**What you need to do**
Work out how many lines below contain "target". Provide only the figure.

Material provided below:

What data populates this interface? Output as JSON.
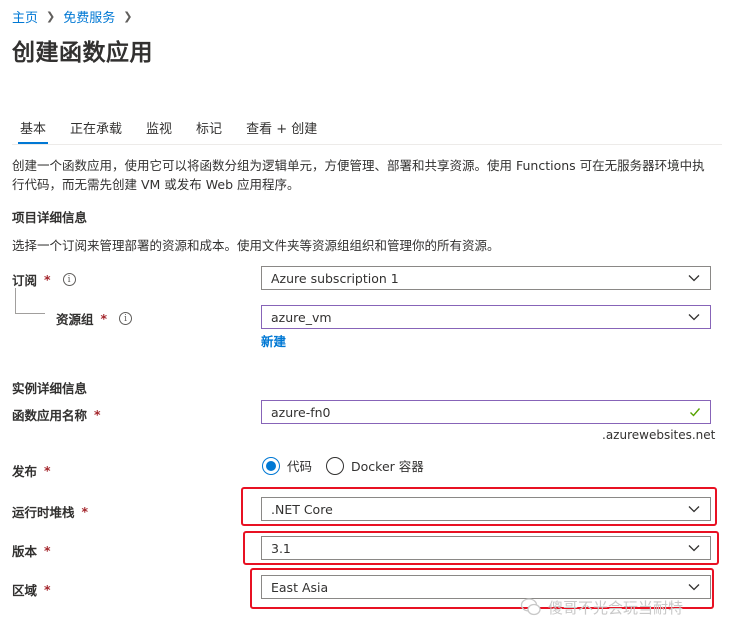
{
  "breadcrumb": {
    "home": "主页",
    "free_services": "免费服务"
  },
  "page_title": "创建函数应用",
  "tabs": [
    {
      "label": "基本"
    },
    {
      "label": "正在承载"
    },
    {
      "label": "监视"
    },
    {
      "label": "标记"
    },
    {
      "label": "查看 + 创建"
    }
  ],
  "description": "创建一个函数应用，使用它可以将函数分组为逻辑单元，方便管理、部署和共享资源。使用 Functions 可在无服务器环境中执行代码，而无需先创建 VM 或发布 Web 应用程序。",
  "project": {
    "heading": "项目详细信息",
    "description": "选择一个订阅来管理部署的资源和成本。使用文件夹等资源组组织和管理你的所有资源。",
    "subscription_label": "订阅",
    "subscription_value": "Azure subscription 1",
    "resource_group_label": "资源组",
    "resource_group_value": "azure_vm",
    "new_link": "新建"
  },
  "instance": {
    "heading": "实例详细信息",
    "name_label": "函数应用名称",
    "name_value": "azure-fn0",
    "domain_suffix": ".azurewebsites.net",
    "publish_label": "发布",
    "publish_code": "代码",
    "publish_docker": "Docker 容器",
    "runtime_label": "运行时堆栈",
    "runtime_value": ".NET Core",
    "version_label": "版本",
    "version_value": "3.1",
    "region_label": "区域",
    "region_value": "East Asia"
  },
  "required_mark": "*",
  "info_glyph": "i",
  "watermark_text": "傻哥不光会玩当耐特",
  "colors": {
    "accent": "#0078d4",
    "highlight_box": "#e81123",
    "focus_border": "#8764b8",
    "valid_check": "#57a300"
  }
}
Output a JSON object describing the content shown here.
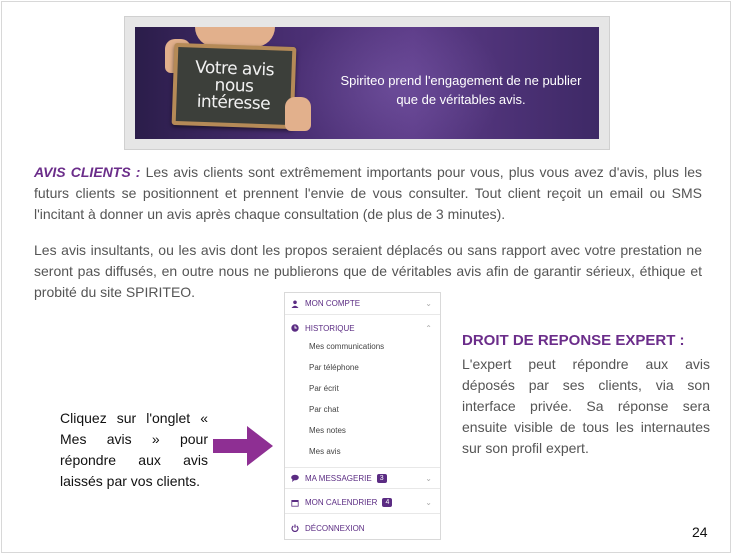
{
  "banner": {
    "board_line1": "Votre avis",
    "board_line2": "nous",
    "board_line3": "intéresse",
    "caption": "Spiriteo prend  l'engagement de ne publier que de véritables avis."
  },
  "paragraph1": {
    "title": "AVIS CLIENTS :",
    "text": " Les avis clients sont extrêmement importants pour vous, plus vous avez d'avis, plus les futurs clients se positionnent et prennent l'envie de vous consulter. Tout client reçoit un email ou SMS l'incitant à donner un avis après chaque consultation (de plus de 3 minutes)."
  },
  "paragraph2": {
    "text": "Les avis insultants, ou les avis dont les propos seraient déplacés ou sans rapport avec votre prestation ne seront pas diffusés, en outre nous ne publierons que de véritables avis afin de garantir sérieux, éthique et probité du site SPIRITEO."
  },
  "menu": {
    "mon_compte": "MON COMPTE",
    "historique": "HISTORIQUE",
    "sub_items": [
      "Mes communications",
      "Par téléphone",
      "Par écrit",
      "Par chat",
      "Mes notes",
      "Mes avis"
    ],
    "messagerie": "MA MESSAGERIE",
    "messagerie_badge": "3",
    "calendrier": "MON CALENDRIER",
    "calendrier_badge": "4",
    "deconnexion": "DÉCONNEXION",
    "accent_color": "#5b2c83"
  },
  "droit": {
    "title": "DROIT DE REPONSE EXPERT :",
    "text": "L'expert peut répondre aux avis déposés par ses clients, via son interface privée. Sa réponse sera ensuite visible de tous les internautes sur son profil expert."
  },
  "instruction": {
    "text": "Cliquez sur l'onglet « Mes avis » pour répondre aux avis laissés par vos clients."
  },
  "arrow_color": "#8e2f93",
  "page_number": "24"
}
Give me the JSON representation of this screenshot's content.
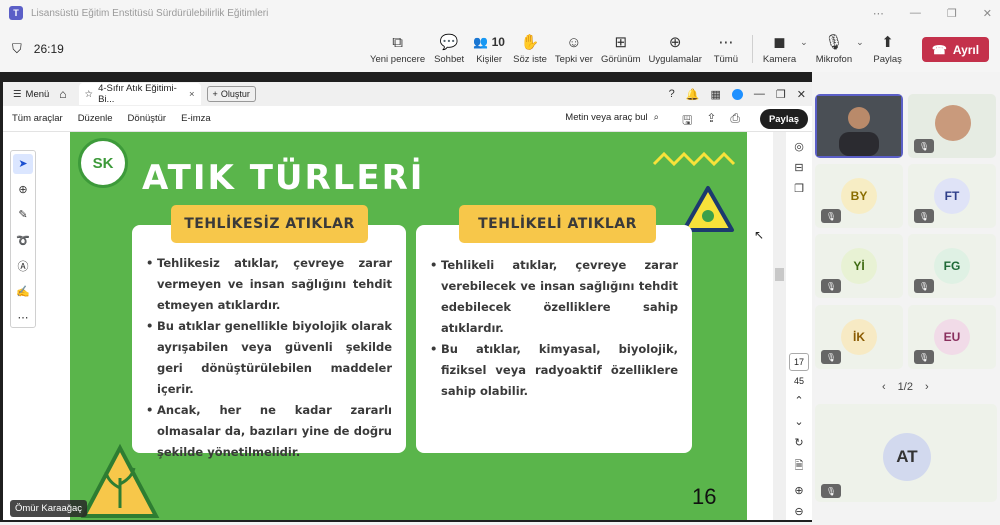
{
  "window": {
    "title": "Lisansüstü Eğitim Enstitüsü Sürdürülebilirlik Eğitimleri"
  },
  "meeting": {
    "timer": "26:19",
    "tools": [
      {
        "icon": "share-window-icon",
        "glyph": "⧉",
        "label": "Yeni pencere"
      },
      {
        "icon": "chat-icon",
        "glyph": "💬",
        "label": "Sohbet"
      },
      {
        "icon": "people-icon",
        "glyph": "👥 10",
        "label": "Kişiler"
      },
      {
        "icon": "raise-hand-icon",
        "glyph": "✋",
        "label": "Söz iste"
      },
      {
        "icon": "react-icon",
        "glyph": "☺",
        "label": "Tepki ver"
      },
      {
        "icon": "view-icon",
        "glyph": "⊞",
        "label": "Görünüm"
      },
      {
        "icon": "apps-icon",
        "glyph": "⊕",
        "label": "Uygulamalar"
      },
      {
        "icon": "more-icon",
        "glyph": "⋯",
        "label": "Tümü"
      }
    ],
    "camera_label": "Kamera",
    "mic_label": "Mikrofon",
    "share_label": "Paylaş",
    "leave_label": "Ayrıl"
  },
  "browser": {
    "menu_label": "Menü",
    "tab_title": "4-Sıfır Atık Eğitimi-Bi...",
    "new_label": "Oluştur"
  },
  "pdf": {
    "menus": [
      "Tüm araçlar",
      "Düzenle",
      "Dönüştür",
      "E-imza"
    ],
    "search_label": "Metin veya araç bul",
    "share_label": "Paylaş",
    "page_current": "17",
    "page_total": "45"
  },
  "slide": {
    "logo_text": "SK",
    "title": "ATIK TÜRLERİ",
    "left_header": "TEHLİKESİZ ATIKLAR",
    "left_points": [
      "Tehlikesiz atıklar, çevreye zarar vermeyen ve insan sağlığını tehdit etmeyen atıklardır.",
      "Bu atıklar genellikle biyolojik olarak ayrışabilen veya güvenli şekilde geri dönüştürülebilen maddeler içerir.",
      "Ancak, her ne kadar zararlı olmasalar da, bazıları yine de doğru şekilde yönetilmelidir."
    ],
    "right_header": "TEHLİKELİ ATIKLAR",
    "right_points": [
      "Tehlikeli atıklar, çevreye zarar verebilecek ve insan sağlığını tehdit edebilecek özelliklere sahip atıklardır.",
      "Bu atıklar, kimyasal, biyolojik, fiziksel veya radyoaktif özelliklere sahip olabilir."
    ],
    "page_number": "16"
  },
  "presenter_name": "Ömür Karaağaç",
  "participants": [
    {
      "initials": "BY",
      "color": "#f7edc4",
      "text": "#8a6d00"
    },
    {
      "initials": "FT",
      "color": "#dfe3f7",
      "text": "#2f3f8a"
    },
    {
      "initials": "Yİ",
      "color": "#e8f2d4",
      "text": "#3f6a12"
    },
    {
      "initials": "FG",
      "color": "#dff1e4",
      "text": "#1f6a37"
    },
    {
      "initials": "İK",
      "color": "#f7eac4",
      "text": "#8a5a00"
    },
    {
      "initials": "EU",
      "color": "#f1dbe8",
      "text": "#8a2f5e"
    }
  ],
  "pager": "1/2",
  "big_participant": "AT"
}
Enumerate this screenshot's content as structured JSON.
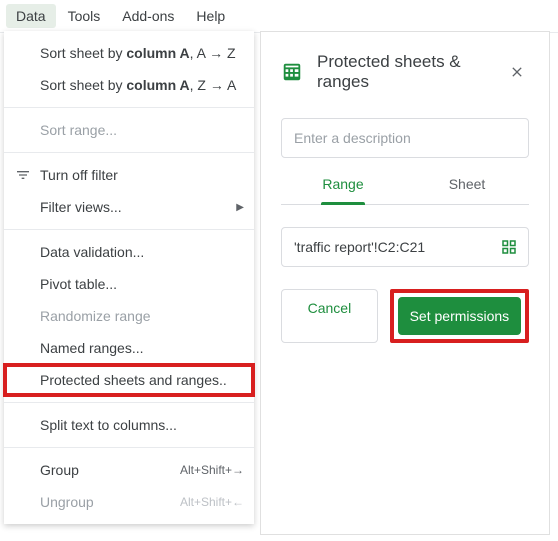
{
  "menubar": {
    "data": "Data",
    "tools": "Tools",
    "addons": "Add-ons",
    "help": "Help"
  },
  "dropdown": {
    "sort_az_pre": "Sort sheet by ",
    "sort_az_col": "column A",
    "sort_az_suf": ", A → Z",
    "sort_za_pre": "Sort sheet by ",
    "sort_za_col": "column A",
    "sort_za_suf": ", Z → A",
    "sort_range": "Sort range...",
    "turn_off_filter": "Turn off filter",
    "filter_views": "Filter views...",
    "data_validation": "Data validation...",
    "pivot_table": "Pivot table...",
    "randomize_range": "Randomize range",
    "named_ranges": "Named ranges...",
    "protected": "Protected sheets and ranges..",
    "split_text": "Split text to columns...",
    "group": "Group",
    "group_shortcut": "Alt+Shift+→",
    "ungroup": "Ungroup",
    "ungroup_shortcut": "Alt+Shift+←"
  },
  "panel": {
    "title": "Protected sheets & ranges",
    "desc_placeholder": "Enter a description",
    "tab_range": "Range",
    "tab_sheet": "Sheet",
    "range_value": "'traffic report'!C2:C21",
    "cancel": "Cancel",
    "set_permissions": "Set permissions"
  }
}
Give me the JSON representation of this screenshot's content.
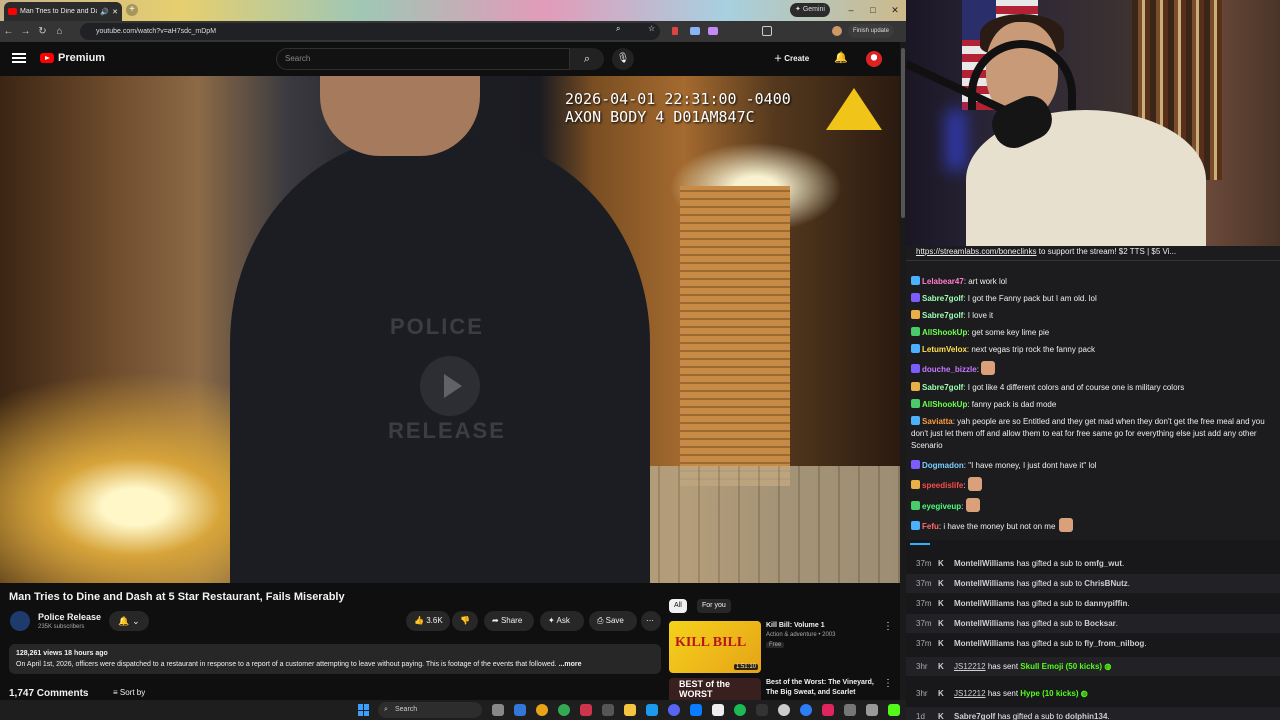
{
  "browser": {
    "tab_title": "Man Tries to Dine and Dash",
    "new_tab": "+",
    "gemini_label": "Gemini",
    "finish_update": "Finish update",
    "url": "youtube.com/watch?v=aH7sdc_mDpM",
    "min": "–",
    "max": "□",
    "close": "✕"
  },
  "youtube": {
    "logo": "Premium",
    "search_placeholder": "Search",
    "create_label": "Create",
    "video": {
      "timestamp_line1": "2026-04-01 22:31:00 -0400",
      "timestamp_line2": "AXON BODY 4 D01AM847C",
      "watermark_top": "POLICE",
      "watermark_bottom": "RELEASE",
      "title": "Man Tries to Dine and Dash at 5 Star Restaurant, Fails Miserably",
      "channel": "Police Release",
      "subscribers": "235K subscribers",
      "likes": "3.6K",
      "share": "Share",
      "ask": "Ask",
      "save": "Save",
      "views_age": "128,261 views  18 hours ago",
      "description": "On April 1st, 2026, officers were dispatched to a restaurant in response to a report of a customer attempting to leave without paying. This is footage of the events that followed.",
      "more": "...more",
      "comments": "1,747 Comments",
      "sort_by": "Sort by"
    },
    "chips": [
      "All",
      "For you"
    ],
    "recommendations": [
      {
        "title": "Kill Bill: Volume 1",
        "meta": "Action & adventure • 2003",
        "badge": "Free",
        "duration": "1:51:10",
        "thumb_text": "KILL BILL"
      },
      {
        "title": "Best of the Worst: The Vineyard, The Big Sweat, and Scarlet",
        "meta": "",
        "badge": "",
        "duration": "",
        "thumb_text": "BEST of the WORST"
      }
    ]
  },
  "chat": {
    "link_url": "https://streamlabs.com/boneclinks",
    "link_rest": " to support the stream! $2 TTS | $5 Vi...",
    "messages": [
      {
        "user": "Lelabear47",
        "color": "#ff7fc8",
        "text": "art work lol"
      },
      {
        "user": "Sabre7golf",
        "color": "#9bffb0",
        "text": "I got the Fanny pack but I am old. lol"
      },
      {
        "user": "Sabre7golf",
        "color": "#9bffb0",
        "text": "I love it"
      },
      {
        "user": "AllShookUp",
        "color": "#6bff4a",
        "text": "get some key lime pie"
      },
      {
        "user": "LetumVelox",
        "color": "#ffe04a",
        "text": "next vegas trip rock the fanny pack"
      },
      {
        "user": "douche_bizzle",
        "color": "#c778ff",
        "text": ""
      },
      {
        "user": "Sabre7golf",
        "color": "#9bffb0",
        "text": "I got like 4 different colors and of course one is military colors"
      },
      {
        "user": "AllShookUp",
        "color": "#6bff4a",
        "text": "fanny pack is dad mode"
      },
      {
        "user": "Saviatta",
        "color": "#ff9a3c",
        "text": "yah people are so Entitled and they get mad when they don't get the free meal and you don't just let them off and allow them to eat for free same go for everything else just add any other Scenario"
      },
      {
        "user": "Dogmadon",
        "color": "#7ad0ff",
        "text": "\"I have money, I just dont have it\" lol"
      },
      {
        "user": "speedislife",
        "color": "#ff4a4a",
        "text": ""
      },
      {
        "user": "eyegiveup",
        "color": "#4aff7a",
        "text": ""
      },
      {
        "user": "Fefu",
        "color": "#ff6b6b",
        "text": "i have the money but not on me"
      }
    ]
  },
  "events": [
    {
      "time": "37m",
      "name": "MontellWilliams",
      "action": " has gifted a sub to ",
      "target": "omfg_wut",
      "end": "."
    },
    {
      "time": "37m",
      "name": "MontellWilliams",
      "action": " has gifted a sub to ",
      "target": "ChrisBNutz",
      "end": "."
    },
    {
      "time": "37m",
      "name": "MontellWilliams",
      "action": " has gifted a sub to ",
      "target": "dannypiffin",
      "end": "."
    },
    {
      "time": "37m",
      "name": "MontellWilliams",
      "action": " has gifted a sub to ",
      "target": "Bocksar",
      "end": "."
    },
    {
      "time": "37m",
      "name": "MontellWilliams",
      "action": " has gifted a sub to ",
      "target": "fly_from_nilbog",
      "end": "."
    },
    {
      "time": "3hr",
      "name": "JS12212",
      "action": " has sent ",
      "target": "Skull Emoji (50 kicks)",
      "end": ""
    },
    {
      "time": "3hr",
      "name": "JS12212",
      "action": " has sent ",
      "target": "Hype (10 kicks)",
      "end": ""
    },
    {
      "time": "1d",
      "name": "Sabre7golf",
      "action": " has gifted a sub to ",
      "target": "dolphin134",
      "end": "."
    }
  ],
  "taskbar": {
    "search": "Search"
  },
  "colors": {
    "yt_red": "#ff0000",
    "kick_green": "#53fc18",
    "axon_yellow": "#f0c419"
  }
}
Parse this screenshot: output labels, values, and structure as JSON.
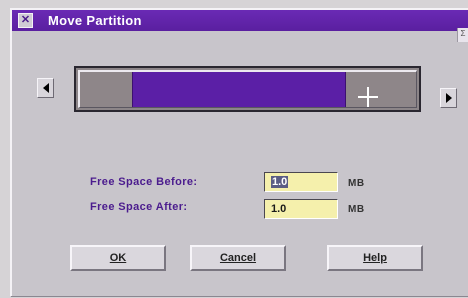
{
  "window": {
    "title": "Move Partition",
    "sysmenu_glyph": "✕",
    "corner_glyph": "Σ"
  },
  "slider": {
    "left_arrow_icon": "left-triangle-icon",
    "right_arrow_icon": "right-triangle-icon",
    "handle_icon": "move-crosshair-icon",
    "colors": {
      "free_space": "#8e8689",
      "partition": "#5b1fa6"
    }
  },
  "fields": {
    "free_before": {
      "label": "Free Space Before:",
      "value": "1.0",
      "unit": "MB"
    },
    "free_after": {
      "label": "Free Space After:",
      "value": "1.0",
      "unit": "MB"
    }
  },
  "buttons": {
    "ok": "OK",
    "cancel": "Cancel",
    "help": "Help"
  }
}
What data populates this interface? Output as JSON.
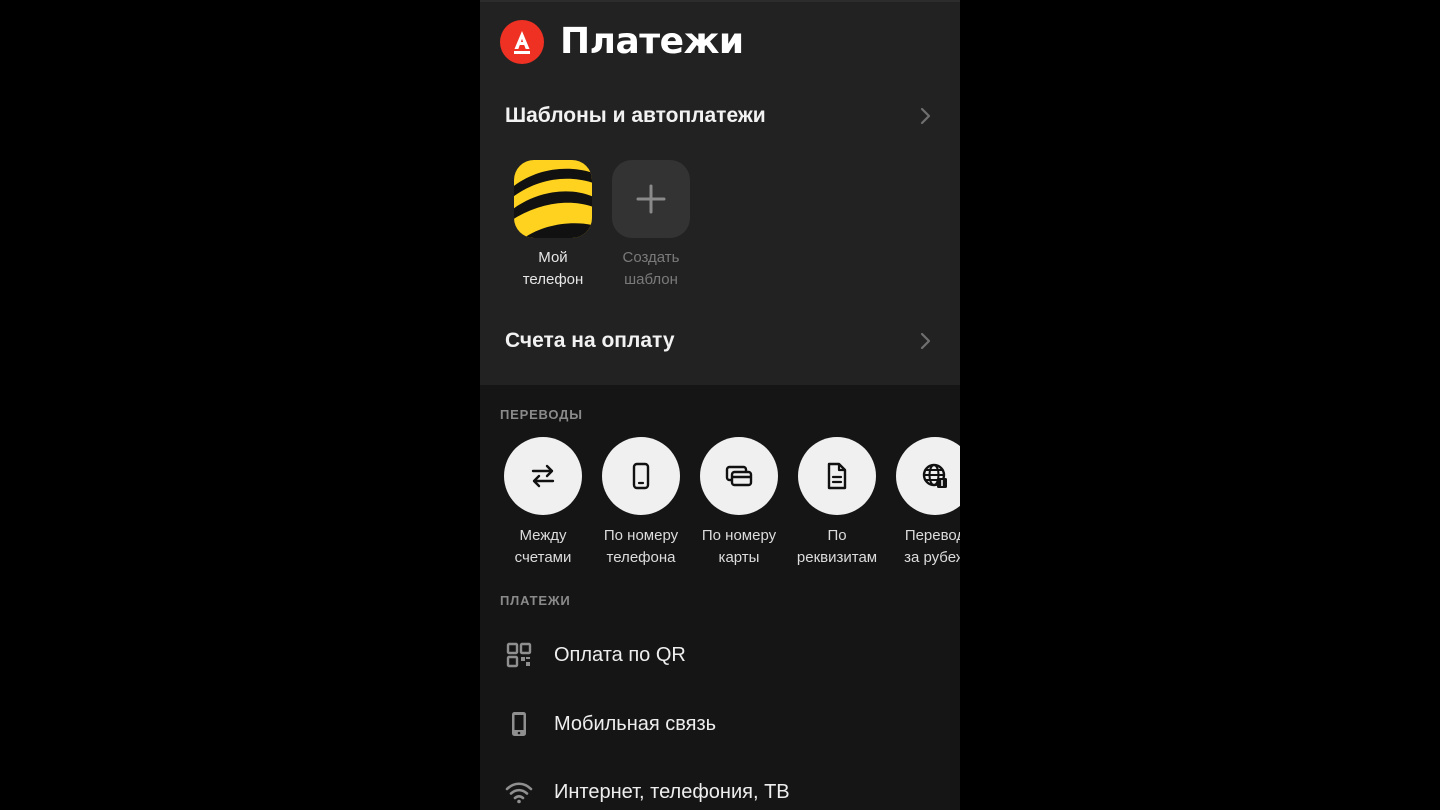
{
  "header": {
    "logo_letter": "А",
    "title": "Платежи",
    "brand_color": "#ef3124",
    "logo_icon": "alfa-logo-icon"
  },
  "sections": {
    "templates": {
      "label": "Шаблоны и автоплатежи",
      "icon": "chevron-right-icon"
    },
    "invoices": {
      "label": "Счета на оплату",
      "icon": "chevron-right-icon"
    }
  },
  "templates": [
    {
      "line1": "Мой",
      "line2": "телефон",
      "icon": "beeline-logo-icon"
    },
    {
      "line1": "Создать",
      "line2": "шаблон",
      "icon": "plus-icon"
    }
  ],
  "transfers": {
    "caption": "ПЕРЕВОДЫ",
    "items": [
      {
        "label": "Между\nсчетами",
        "icon": "swap-arrows-icon"
      },
      {
        "label": "По номеру\nтелефона",
        "icon": "smartphone-icon"
      },
      {
        "label": "По номеру\nкарты",
        "icon": "card-icon"
      },
      {
        "label": "По\nреквизитам",
        "icon": "document-icon"
      },
      {
        "label": "Перевод\nза рубеж",
        "icon": "globe-icon"
      }
    ]
  },
  "payments": {
    "caption": "ПЛАТЕЖИ",
    "items": [
      {
        "label": "Оплата по QR",
        "icon": "qr-code-icon"
      },
      {
        "label": "Мобильная связь",
        "icon": "mobile-phone-icon"
      },
      {
        "label": "Интернет, телефония, ТВ",
        "icon": "wifi-icon"
      }
    ]
  }
}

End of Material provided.

**Solved problem**
8